▶ _PROMPT_
Write out all entries word for word.

*** INFORMATION ***

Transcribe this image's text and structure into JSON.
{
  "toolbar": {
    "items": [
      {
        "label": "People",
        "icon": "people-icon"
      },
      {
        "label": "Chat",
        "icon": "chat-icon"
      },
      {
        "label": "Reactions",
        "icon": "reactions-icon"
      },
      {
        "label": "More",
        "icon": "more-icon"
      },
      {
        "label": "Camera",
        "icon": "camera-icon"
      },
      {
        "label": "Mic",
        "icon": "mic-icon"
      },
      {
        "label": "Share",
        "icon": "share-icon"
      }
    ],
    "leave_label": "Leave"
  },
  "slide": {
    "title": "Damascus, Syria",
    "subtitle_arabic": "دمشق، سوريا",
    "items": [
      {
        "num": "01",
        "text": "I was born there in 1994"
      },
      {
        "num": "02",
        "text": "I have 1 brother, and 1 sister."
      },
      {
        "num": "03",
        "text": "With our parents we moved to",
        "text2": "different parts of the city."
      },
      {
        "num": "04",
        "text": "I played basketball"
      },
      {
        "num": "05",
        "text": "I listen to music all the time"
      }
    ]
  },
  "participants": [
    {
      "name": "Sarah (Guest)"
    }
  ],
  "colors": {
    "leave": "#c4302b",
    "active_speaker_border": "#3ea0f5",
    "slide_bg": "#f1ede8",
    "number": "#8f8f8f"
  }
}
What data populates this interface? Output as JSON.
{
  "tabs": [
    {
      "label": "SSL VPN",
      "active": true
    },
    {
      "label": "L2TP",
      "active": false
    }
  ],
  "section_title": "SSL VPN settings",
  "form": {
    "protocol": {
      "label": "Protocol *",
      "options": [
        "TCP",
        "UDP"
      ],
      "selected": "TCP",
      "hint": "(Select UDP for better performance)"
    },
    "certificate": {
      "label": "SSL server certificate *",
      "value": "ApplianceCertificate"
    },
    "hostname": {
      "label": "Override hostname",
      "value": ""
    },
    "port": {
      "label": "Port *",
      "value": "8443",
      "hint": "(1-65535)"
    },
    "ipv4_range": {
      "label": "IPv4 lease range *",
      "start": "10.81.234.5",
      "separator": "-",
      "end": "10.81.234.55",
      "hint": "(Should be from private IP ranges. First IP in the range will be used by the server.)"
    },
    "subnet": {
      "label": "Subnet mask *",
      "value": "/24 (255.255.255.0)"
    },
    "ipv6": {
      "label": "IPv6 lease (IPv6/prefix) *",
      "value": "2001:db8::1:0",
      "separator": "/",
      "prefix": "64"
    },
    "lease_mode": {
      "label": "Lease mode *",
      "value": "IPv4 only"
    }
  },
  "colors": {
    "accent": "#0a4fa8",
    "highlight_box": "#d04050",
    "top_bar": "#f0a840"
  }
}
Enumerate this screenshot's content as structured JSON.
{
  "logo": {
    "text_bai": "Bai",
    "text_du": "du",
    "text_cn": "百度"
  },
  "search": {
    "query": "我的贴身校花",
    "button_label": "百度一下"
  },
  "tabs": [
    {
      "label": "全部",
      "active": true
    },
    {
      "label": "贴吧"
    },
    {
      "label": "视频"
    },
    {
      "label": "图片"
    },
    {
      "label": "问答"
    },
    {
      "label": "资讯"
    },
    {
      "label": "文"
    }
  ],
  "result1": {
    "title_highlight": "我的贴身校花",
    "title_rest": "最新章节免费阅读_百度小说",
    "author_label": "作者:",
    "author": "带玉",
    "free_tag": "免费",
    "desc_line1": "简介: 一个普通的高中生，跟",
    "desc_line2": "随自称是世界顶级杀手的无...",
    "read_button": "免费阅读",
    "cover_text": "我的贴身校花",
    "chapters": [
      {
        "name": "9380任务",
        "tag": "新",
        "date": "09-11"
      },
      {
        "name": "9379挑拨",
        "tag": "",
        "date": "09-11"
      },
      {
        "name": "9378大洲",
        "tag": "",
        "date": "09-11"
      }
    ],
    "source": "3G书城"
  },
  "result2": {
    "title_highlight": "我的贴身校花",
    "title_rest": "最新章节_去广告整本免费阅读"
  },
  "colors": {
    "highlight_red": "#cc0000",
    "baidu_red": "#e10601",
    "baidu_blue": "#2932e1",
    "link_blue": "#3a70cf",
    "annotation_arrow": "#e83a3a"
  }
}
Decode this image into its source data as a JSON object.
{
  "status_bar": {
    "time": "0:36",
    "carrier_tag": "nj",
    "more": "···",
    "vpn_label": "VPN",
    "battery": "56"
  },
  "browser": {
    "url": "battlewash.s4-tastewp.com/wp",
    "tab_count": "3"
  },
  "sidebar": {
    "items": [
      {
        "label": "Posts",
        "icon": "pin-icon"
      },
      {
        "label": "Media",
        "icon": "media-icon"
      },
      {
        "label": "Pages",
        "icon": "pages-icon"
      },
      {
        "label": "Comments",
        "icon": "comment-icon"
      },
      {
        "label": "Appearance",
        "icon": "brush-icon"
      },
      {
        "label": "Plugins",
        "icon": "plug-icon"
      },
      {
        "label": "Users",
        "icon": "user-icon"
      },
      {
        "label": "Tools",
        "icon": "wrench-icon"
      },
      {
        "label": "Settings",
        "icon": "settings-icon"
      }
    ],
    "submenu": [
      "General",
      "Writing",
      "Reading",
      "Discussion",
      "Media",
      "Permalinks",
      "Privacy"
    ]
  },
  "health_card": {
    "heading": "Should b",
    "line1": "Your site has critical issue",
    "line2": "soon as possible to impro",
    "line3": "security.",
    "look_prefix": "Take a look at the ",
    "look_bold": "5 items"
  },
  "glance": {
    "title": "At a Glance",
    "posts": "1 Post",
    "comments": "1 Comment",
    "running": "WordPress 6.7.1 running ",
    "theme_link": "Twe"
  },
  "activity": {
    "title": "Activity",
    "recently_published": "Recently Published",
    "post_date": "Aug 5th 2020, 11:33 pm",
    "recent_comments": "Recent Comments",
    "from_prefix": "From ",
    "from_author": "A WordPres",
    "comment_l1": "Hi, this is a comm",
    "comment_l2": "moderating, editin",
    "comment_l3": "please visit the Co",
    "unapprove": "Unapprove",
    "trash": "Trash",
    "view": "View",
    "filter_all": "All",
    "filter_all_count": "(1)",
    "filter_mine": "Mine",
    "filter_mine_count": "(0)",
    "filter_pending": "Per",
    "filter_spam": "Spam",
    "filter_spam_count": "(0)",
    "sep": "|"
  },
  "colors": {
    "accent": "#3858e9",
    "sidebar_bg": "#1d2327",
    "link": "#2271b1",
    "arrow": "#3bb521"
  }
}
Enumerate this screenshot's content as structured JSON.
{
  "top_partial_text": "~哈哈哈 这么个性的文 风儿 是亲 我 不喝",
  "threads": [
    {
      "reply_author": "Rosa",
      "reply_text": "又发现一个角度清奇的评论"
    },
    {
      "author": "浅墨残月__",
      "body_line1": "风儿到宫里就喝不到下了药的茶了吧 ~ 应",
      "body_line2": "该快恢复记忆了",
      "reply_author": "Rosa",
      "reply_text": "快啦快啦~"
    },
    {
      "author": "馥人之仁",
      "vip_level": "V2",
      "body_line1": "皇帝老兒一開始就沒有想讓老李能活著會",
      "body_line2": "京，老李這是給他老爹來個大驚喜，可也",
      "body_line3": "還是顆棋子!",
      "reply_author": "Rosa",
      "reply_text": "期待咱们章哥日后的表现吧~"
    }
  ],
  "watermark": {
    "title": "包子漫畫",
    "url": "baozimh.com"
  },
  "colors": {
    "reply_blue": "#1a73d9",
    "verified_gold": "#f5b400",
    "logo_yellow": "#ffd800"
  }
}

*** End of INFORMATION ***

▶ _RESPONSE TO THIS TASK_
Transcribe this image's text and structure into JSON.
{
  "toolbar": {
    "items": [
      {
        "label": "People",
        "icon": "people-icon"
      },
      {
        "label": "Chat",
        "icon": "chat-icon"
      },
      {
        "label": "Reactions",
        "icon": "reactions-icon"
      },
      {
        "label": "More",
        "icon": "more-icon"
      },
      {
        "label": "Camera",
        "icon": "camera-icon"
      },
      {
        "label": "Mic",
        "icon": "mic-icon"
      },
      {
        "label": "Share",
        "icon": "share-icon"
      }
    ],
    "leave_label": "Leave"
  },
  "slide": {
    "title": "Damascus, Syria",
    "subtitle_arabic": "دمشق، سوريا",
    "items": [
      {
        "num": "01",
        "text": "I was born there in 1994"
      },
      {
        "num": "02",
        "text": "I have 1 brother, and 1 sister."
      },
      {
        "num": "03",
        "text": "With our parents we moved to",
        "text2": "different parts of the city."
      },
      {
        "num": "04",
        "text": "I played basketball"
      },
      {
        "num": "05",
        "text": "I listen to music all the time"
      }
    ]
  },
  "participants": [
    {
      "name": "Sarah (Guest)"
    }
  ],
  "colors": {
    "leave": "#c4302b",
    "active_speaker_border": "#3ea0f5",
    "slide_bg": "#f1ede8",
    "number": "#8f8f8f"
  }
}
What data populates this interface? Output as JSON.
{
  "tabs": [
    {
      "label": "SSL VPN",
      "active": true
    },
    {
      "label": "L2TP",
      "active": false
    }
  ],
  "section_title": "SSL VPN settings",
  "form": {
    "protocol": {
      "label": "Protocol *",
      "options": [
        "TCP",
        "UDP"
      ],
      "selected": "TCP",
      "hint": "(Select UDP for better performance)"
    },
    "certificate": {
      "label": "SSL server certificate *",
      "value": "ApplianceCertificate"
    },
    "hostname": {
      "label": "Override hostname",
      "value": ""
    },
    "port": {
      "label": "Port *",
      "value": "8443",
      "hint": "(1-65535)"
    },
    "ipv4_range": {
      "label": "IPv4 lease range *",
      "start": "10.81.234.5",
      "separator": "-",
      "end": "10.81.234.55",
      "hint": "(Should be from private IP ranges. First IP in the range will be used by the server.)"
    },
    "subnet": {
      "label": "Subnet mask *",
      "value": "/24 (255.255.255.0)"
    },
    "ipv6": {
      "label": "IPv6 lease (IPv6/prefix) *",
      "value": "2001:db8::1:0",
      "separator": "/",
      "prefix": "64"
    },
    "lease_mode": {
      "label": "Lease mode *",
      "value": "IPv4 only"
    }
  },
  "colors": {
    "accent": "#0a4fa8",
    "highlight_box": "#d04050",
    "top_bar": "#f0a840"
  }
}
Enumerate this screenshot's content as structured JSON.
{
  "logo": {
    "text_bai": "Bai",
    "text_du": "du",
    "text_cn": "百度"
  },
  "search": {
    "query": "我的贴身校花",
    "button_label": "百度一下"
  },
  "tabs": [
    {
      "label": "全部",
      "active": true
    },
    {
      "label": "贴吧"
    },
    {
      "label": "视频"
    },
    {
      "label": "图片"
    },
    {
      "label": "问答"
    },
    {
      "label": "资讯"
    },
    {
      "label": "文"
    }
  ],
  "result1": {
    "title_highlight": "我的贴身校花",
    "title_rest": "最新章节免费阅读_百度小说",
    "author_label": "作者:",
    "author": "带玉",
    "free_tag": "免费",
    "desc_line1": "简介: 一个普通的高中生，跟",
    "desc_line2": "随自称是世界顶级杀手的无...",
    "read_button": "免费阅读",
    "cover_text": "我的贴身校花",
    "chapters": [
      {
        "name": "9380任务",
        "tag": "新",
        "date": "09-11"
      },
      {
        "name": "9379挑拨",
        "tag": "",
        "date": "09-11"
      },
      {
        "name": "9378大洲",
        "tag": "",
        "date": "09-11"
      }
    ],
    "source": "3G书城"
  },
  "result2": {
    "title_highlight": "我的贴身校花",
    "title_rest": "最新章节_去广告整本免费阅读"
  },
  "colors": {
    "highlight_red": "#cc0000",
    "baidu_red": "#e10601",
    "baidu_blue": "#2932e1",
    "link_blue": "#3a70cf",
    "annotation_arrow": "#e83a3a"
  }
}
Decode this image into its source data as a JSON object.
{
  "status_bar": {
    "time": "0:36",
    "carrier_tag": "nj",
    "more": "···",
    "vpn_label": "VPN",
    "battery": "56"
  },
  "browser": {
    "url": "battlewash.s4-tastewp.com/wp",
    "tab_count": "3"
  },
  "sidebar": {
    "items": [
      {
        "label": "Posts",
        "icon": "pin-icon"
      },
      {
        "label": "Media",
        "icon": "media-icon"
      },
      {
        "label": "Pages",
        "icon": "pages-icon"
      },
      {
        "label": "Comments",
        "icon": "comment-icon"
      },
      {
        "label": "Appearance",
        "icon": "brush-icon"
      },
      {
        "label": "Plugins",
        "icon": "plug-icon"
      },
      {
        "label": "Users",
        "icon": "user-icon"
      },
      {
        "label": "Tools",
        "icon": "wrench-icon"
      },
      {
        "label": "Settings",
        "icon": "settings-icon"
      }
    ],
    "submenu": [
      "General",
      "Writing",
      "Reading",
      "Discussion",
      "Media",
      "Permalinks",
      "Privacy"
    ]
  },
  "health_card": {
    "heading": "Should b",
    "line1": "Your site has critical issue",
    "line2": "soon as possible to impro",
    "line3": "security.",
    "look_prefix": "Take a look at the ",
    "look_bold": "5 items"
  },
  "glance": {
    "title": "At a Glance",
    "posts": "1 Post",
    "comments": "1 Comment",
    "running": "WordPress 6.7.1 running ",
    "theme_link": "Twe"
  },
  "activity": {
    "title": "Activity",
    "recently_published": "Recently Published",
    "post_date": "Aug 5th 2020, 11:33 pm",
    "recent_comments": "Recent Comments",
    "from_prefix": "From ",
    "from_author": "A WordPres",
    "comment_l1": "Hi, this is a comm",
    "comment_l2": "moderating, editin",
    "comment_l3": "please visit the Co",
    "unapprove": "Unapprove",
    "trash": "Trash",
    "view": "View",
    "filter_all": "All",
    "filter_all_count": "(1)",
    "filter_mine": "Mine",
    "filter_mine_count": "(0)",
    "filter_pending": "Per",
    "filter_spam": "Spam",
    "filter_spam_count": "(0)",
    "sep": "|"
  },
  "colors": {
    "accent": "#3858e9",
    "sidebar_bg": "#1d2327",
    "link": "#2271b1",
    "arrow": "#3bb521"
  }
}
Enumerate this screenshot's content as structured JSON.
{
  "top_partial_text": "~哈哈哈 这么个性的文 风儿 是亲 我 不喝",
  "threads": [
    {
      "reply_author": "Rosa",
      "reply_text": "又发现一个角度清奇的评论"
    },
    {
      "author": "浅墨残月__",
      "body_line1": "风儿到宫里就喝不到下了药的茶了吧 ~ 应",
      "body_line2": "该快恢复记忆了",
      "reply_author": "Rosa",
      "reply_text": "快啦快啦~"
    },
    {
      "author": "馥人之仁",
      "vip_level": "V2",
      "body_line1": "皇帝老兒一開始就沒有想讓老李能活著會",
      "body_line2": "京，老李這是給他老爹來個大驚喜，可也",
      "body_line3": "還是顆棋子!",
      "reply_author": "Rosa",
      "reply_text": "期待咱们章哥日后的表现吧~"
    }
  ],
  "watermark": {
    "title": "包子漫畫",
    "url": "baozimh.com"
  },
  "colors": {
    "reply_blue": "#1a73d9",
    "verified_gold": "#f5b400",
    "logo_yellow": "#ffd800"
  }
}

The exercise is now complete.